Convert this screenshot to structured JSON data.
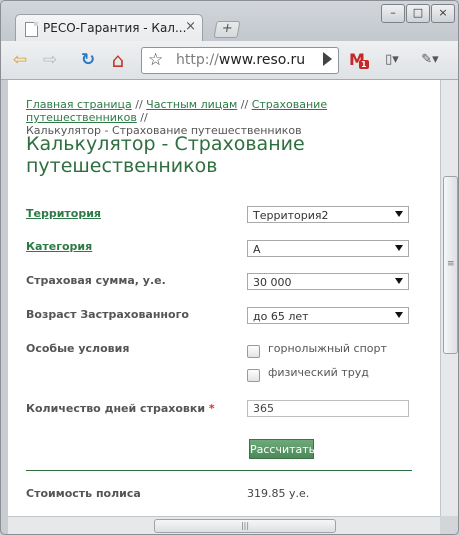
{
  "tab": {
    "title": "РЕСО-Гарантия - Кал...",
    "close": "×",
    "new_tab": "+"
  },
  "window_controls": {
    "minimize": "–",
    "maximize": "□",
    "close": "×"
  },
  "toolbar": {
    "back": "⇦",
    "forward": "⇨",
    "reload": "↻",
    "home": "⌂",
    "url_proto": "http://",
    "url_host": "www.reso.ru",
    "mail": "M",
    "mail_badge": "1",
    "page_menu": "▯▾",
    "wrench_menu": "✎▾"
  },
  "breadcrumb": {
    "items": [
      "Главная страница",
      "Частным лицам",
      "Страхование путешественников"
    ],
    "separator": " // ",
    "current": "Калькулятор - Страхование путешественников"
  },
  "page_title": "Калькулятор - Страхование путешественников",
  "form": {
    "territory_label": "Территория",
    "territory_value": "Территория2",
    "category_label": "Категория",
    "category_value": "A",
    "sum_label": "Страховая сумма, у.е.",
    "sum_value": "30 000",
    "age_label": "Возраст Застрахованного",
    "age_value": "до 65 лет",
    "conditions_label": "Особые условия",
    "conditions": [
      "горнолыжный спорт",
      "физический труд"
    ],
    "days_label": "Количество дней страховки",
    "days_required_mark": "*",
    "days_value": "365",
    "submit_label": "Рассчитать"
  },
  "result": {
    "label": "Стоимость полиса",
    "value": "319.85 у.е."
  },
  "colors": {
    "accent_green": "#2c7a45",
    "button_green": "#5a9a66",
    "chrome_gray": "#c9cdd2"
  }
}
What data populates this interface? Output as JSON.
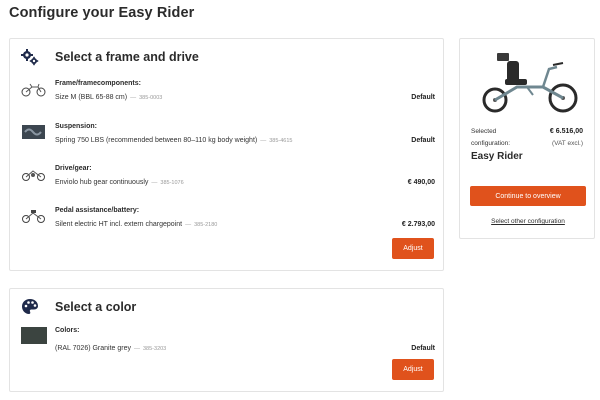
{
  "page_title": "Configure your Easy Rider",
  "frame_section": {
    "title": "Select a frame and drive",
    "icon": "gears-icon",
    "rows": [
      {
        "label": "Frame/framecomponents:",
        "value": "Size M (BBL 65-88 cm)",
        "code": "385-0003",
        "price": "Default"
      },
      {
        "label": "Suspension:",
        "value": "Spring 750 LBS (recommended between 80–110 kg body weight)",
        "code": "385-4615",
        "price": "Default"
      },
      {
        "label": "Drive/gear:",
        "value": "Enviolo hub gear continuously",
        "code": "385-1076",
        "price": "€ 490,00"
      },
      {
        "label": "Pedal assistance/battery:",
        "value": "Silent electric HT incl. extern chargepoint",
        "code": "385-2180",
        "price": "€ 2.793,00"
      }
    ],
    "adjust_label": "Adjust"
  },
  "color_section": {
    "title": "Select a color",
    "icon": "palette-icon",
    "row": {
      "label": "Colors:",
      "value": "(RAL 7026) Granite grey",
      "code": "385-3203",
      "price": "Default"
    },
    "swatch_color": "#3b4440",
    "adjust_label": "Adjust"
  },
  "summary": {
    "selected_label": "Selected",
    "configuration_label": "configuration:",
    "price": "€ 6.516,00",
    "vat_note": "(VAT excl.)",
    "model": "Easy Rider",
    "continue_label": "Continue to overview",
    "other_link": "Select other configuration"
  },
  "colors": {
    "accent": "#e0521c",
    "icon_navy": "#1f2a4a"
  }
}
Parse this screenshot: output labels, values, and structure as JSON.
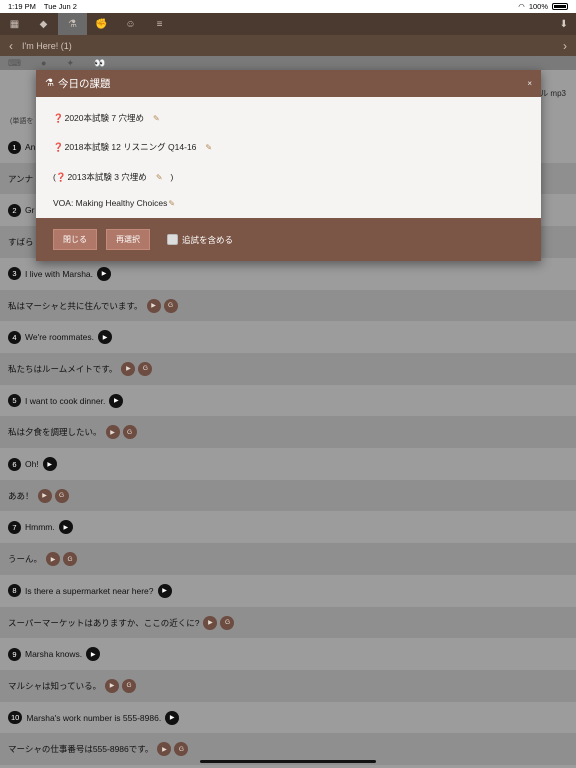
{
  "status": {
    "time": "1:19 PM",
    "date": "Tue Jun 2",
    "battery": "100%"
  },
  "toolbar": {
    "items": [
      {
        "icon": "grid-icon",
        "glyph": "▦"
      },
      {
        "icon": "tag-icon",
        "glyph": "◆"
      },
      {
        "icon": "microscope-icon",
        "glyph": "🔬"
      },
      {
        "icon": "muscle-icon",
        "glyph": "💪"
      },
      {
        "icon": "smiley-icon",
        "glyph": "😐"
      },
      {
        "icon": "menu-icon",
        "glyph": "≡"
      }
    ],
    "right_icon": "download-icon"
  },
  "nav": {
    "title": "I'm Here! (1)"
  },
  "content": {
    "mp3_text": "ル mp3",
    "hint": "(単語を"
  },
  "modal": {
    "title": "今日の課題",
    "tasks": [
      {
        "prefix": "",
        "mark": "❓",
        "text": "2020本試験 7 穴埋め",
        "suffix": ""
      },
      {
        "prefix": "",
        "mark": "❓",
        "text": "2018本試験 12 リスニング Q14-16",
        "suffix": ""
      },
      {
        "prefix": "( ",
        "mark": "❓",
        "text": "2013本試験 3 穴埋め",
        "suffix": " )"
      },
      {
        "prefix": "",
        "mark": "",
        "text": "VOA: Making Healthy Choices",
        "suffix": ""
      }
    ],
    "close_label": "閉じる",
    "reselect_label": "再選択",
    "checkbox_label": "追試を含める",
    "close_glyph": "×"
  },
  "rows": [
    {
      "type": "en",
      "num": "1",
      "text": "An"
    },
    {
      "type": "jp",
      "text": "アンナ"
    },
    {
      "type": "en",
      "num": "2",
      "text": "Gr"
    },
    {
      "type": "jp",
      "text": "すばら"
    },
    {
      "type": "en",
      "num": "3",
      "text": "I live with Marsha."
    },
    {
      "type": "jp",
      "text": "私はマーシャと共に住んでいます。"
    },
    {
      "type": "en",
      "num": "4",
      "text": "We're roommates."
    },
    {
      "type": "jp",
      "text": "私たちはルームメイトです。"
    },
    {
      "type": "en",
      "num": "5",
      "text": "I want to cook dinner."
    },
    {
      "type": "jp",
      "text": "私は夕食を調理したい。"
    },
    {
      "type": "en",
      "num": "6",
      "text": "Oh!"
    },
    {
      "type": "jp",
      "text": "ああ！"
    },
    {
      "type": "en",
      "num": "7",
      "text": "Hmmm."
    },
    {
      "type": "jp",
      "text": "うーん。"
    },
    {
      "type": "en",
      "num": "8",
      "text": "Is there a supermarket near here?"
    },
    {
      "type": "jp",
      "text": "スーパーマーケットはありますか、ここの近くに?"
    },
    {
      "type": "en",
      "num": "9",
      "text": "Marsha knows."
    },
    {
      "type": "jp",
      "text": "マルシャは知っている。"
    },
    {
      "type": "en",
      "num": "10",
      "text": "Marsha's work number is 555-8986."
    },
    {
      "type": "jp",
      "text": "マーシャの仕事番号は555-8986です。"
    }
  ],
  "labels": {
    "g": "G",
    "play": "▶"
  }
}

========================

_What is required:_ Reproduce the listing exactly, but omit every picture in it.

_Task solution:_
Convert this screenshot to structured JSON data.
{
  "tab": {
    "title": "РЕСО-Гарантия - Кал...",
    "close": "×",
    "new_tab": "+"
  },
  "window_controls": {
    "minimize": "–",
    "maximize": "□",
    "close": "×"
  },
  "toolbar": {
    "back": "⇦",
    "forward": "⇨",
    "reload": "↻",
    "home": "⌂",
    "url_proto": "http://",
    "url_host": "www.reso.ru",
    "mail": "M",
    "mail_badge": "1",
    "page_menu": "▯▾",
    "wrench_menu": "✎▾"
  },
  "breadcrumb": {
    "items": [
      "Главная страница",
      "Частным лицам",
      "Страхование путешественников"
    ],
    "separator": " // ",
    "current": "Калькулятор - Страхование путешественников"
  },
  "page_title": "Калькулятор - Страхование путешественников",
  "form": {
    "territory_label": "Территория",
    "territory_value": "Территория2",
    "category_label": "Категория",
    "category_value": "A",
    "sum_label": "Страховая сумма, у.е.",
    "sum_value": "30 000",
    "age_label": "Возраст Застрахованного",
    "age_value": "до 65 лет",
    "conditions_label": "Особые условия",
    "conditions": [
      "горнолыжный спорт",
      "физический труд"
    ],
    "days_label": "Количество дней страховки",
    "days_required_mark": "*",
    "days_value": "365",
    "submit_label": "Рассчитать"
  },
  "result": {
    "label": "Стоимость полиса",
    "value": "319.85 у.е."
  },
  "colors": {
    "accent_green": "#2c7a45",
    "button_green": "#5a9a66",
    "chrome_gray": "#c9cdd2"
  }
}
What data populates this interface? Output as JSON.
{
  "page_title": "Configure your Easy Rider",
  "frame_section": {
    "title": "Select a frame and drive",
    "icon": "gears-icon",
    "rows": [
      {
        "label": "Frame/framecomponents:",
        "value": "Size M (BBL 65-88 cm)",
        "code": "385-0003",
        "price": "Default"
      },
      {
        "label": "Suspension:",
        "value": "Spring 750 LBS (recommended between 80–110 kg body weight)",
        "code": "385-4615",
        "price": "Default"
      },
      {
        "label": "Drive/gear:",
        "value": "Enviolo hub gear continuously",
        "code": "385-1076",
        "price": "€ 490,00"
      },
      {
        "label": "Pedal assistance/battery:",
        "value": "Silent electric HT incl. extern chargepoint",
        "code": "385-2180",
        "price": "€ 2.793,00"
      }
    ],
    "adjust_label": "Adjust"
  },
  "color_section": {
    "title": "Select a color",
    "icon": "palette-icon",
    "row": {
      "label": "Colors:",
      "value": "(RAL 7026) Granite grey",
      "code": "385-3203",
      "price": "Default"
    },
    "swatch_color": "#3b4440",
    "adjust_label": "Adjust"
  },
  "summary": {
    "selected_label": "Selected",
    "configuration_label": "configuration:",
    "price": "€ 6.516,00",
    "vat_note": "(VAT excl.)",
    "model": "Easy Rider",
    "continue_label": "Continue to overview",
    "other_link": "Select other configuration"
  },
  "colors": {
    "accent": "#e0521c",
    "icon_navy": "#1f2a4a"
  }
}
Parse this screenshot: output labels, values, and structure as JSON.
{
  "status": {
    "time": "1:19 PM",
    "date": "Tue Jun 2",
    "battery": "100%"
  },
  "toolbar": {
    "items": [
      {
        "icon": "grid-icon",
        "glyph": "▦"
      },
      {
        "icon": "tag-icon",
        "glyph": "◆"
      },
      {
        "icon": "microscope-icon",
        "glyph": "🔬"
      },
      {
        "icon": "muscle-icon",
        "glyph": "💪"
      },
      {
        "icon": "smiley-icon",
        "glyph": "😐"
      },
      {
        "icon": "menu-icon",
        "glyph": "≡"
      }
    ],
    "right_icon": "download-icon"
  },
  "nav": {
    "title": "I'm Here! (1)"
  },
  "content": {
    "mp3_text": "ル mp3",
    "hint": "(単語を"
  },
  "modal": {
    "title": "今日の課題",
    "tasks": [
      {
        "prefix": "",
        "mark": "❓",
        "text": "2020本試験 7 穴埋め",
        "suffix": ""
      },
      {
        "prefix": "",
        "mark": "❓",
        "text": "2018本試験 12 リスニング Q14-16",
        "suffix": ""
      },
      {
        "prefix": "( ",
        "mark": "❓",
        "text": "2013本試験 3 穴埋め",
        "suffix": " )"
      },
      {
        "prefix": "",
        "mark": "",
        "text": "VOA: Making Healthy Choices",
        "suffix": ""
      }
    ],
    "close_label": "閉じる",
    "reselect_label": "再選択",
    "checkbox_label": "追試を含める",
    "close_glyph": "×"
  },
  "rows": [
    {
      "type": "en",
      "num": "1",
      "text": "An"
    },
    {
      "type": "jp",
      "text": "アンナ"
    },
    {
      "type": "en",
      "num": "2",
      "text": "Gr"
    },
    {
      "type": "jp",
      "text": "すばら"
    },
    {
      "type": "en",
      "num": "3",
      "text": "I live with Marsha."
    },
    {
      "type": "jp",
      "text": "私はマーシャと共に住んでいます。"
    },
    {
      "type": "en",
      "num": "4",
      "text": "We're roommates."
    },
    {
      "type": "jp",
      "text": "私たちはルームメイトです。"
    },
    {
      "type": "en",
      "num": "5",
      "text": "I want to cook dinner."
    },
    {
      "type": "jp",
      "text": "私は夕食を調理したい。"
    },
    {
      "type": "en",
      "num": "6",
      "text": "Oh!"
    },
    {
      "type": "jp",
      "text": "ああ！"
    },
    {
      "type": "en",
      "num": "7",
      "text": "Hmmm."
    },
    {
      "type": "jp",
      "text": "うーん。"
    },
    {
      "type": "en",
      "num": "8",
      "text": "Is there a supermarket near here?"
    },
    {
      "type": "jp",
      "text": "スーパーマーケットはありますか、ここの近くに?"
    },
    {
      "type": "en",
      "num": "9",
      "text": "Marsha knows."
    },
    {
      "type": "jp",
      "text": "マルシャは知っている。"
    },
    {
      "type": "en",
      "num": "10",
      "text": "Marsha's work number is 555-8986."
    },
    {
      "type": "jp",
      "text": "マーシャの仕事番号は555-8986です。"
    }
  ],
  "labels": {
    "g": "G",
    "play": "▶"
  }
}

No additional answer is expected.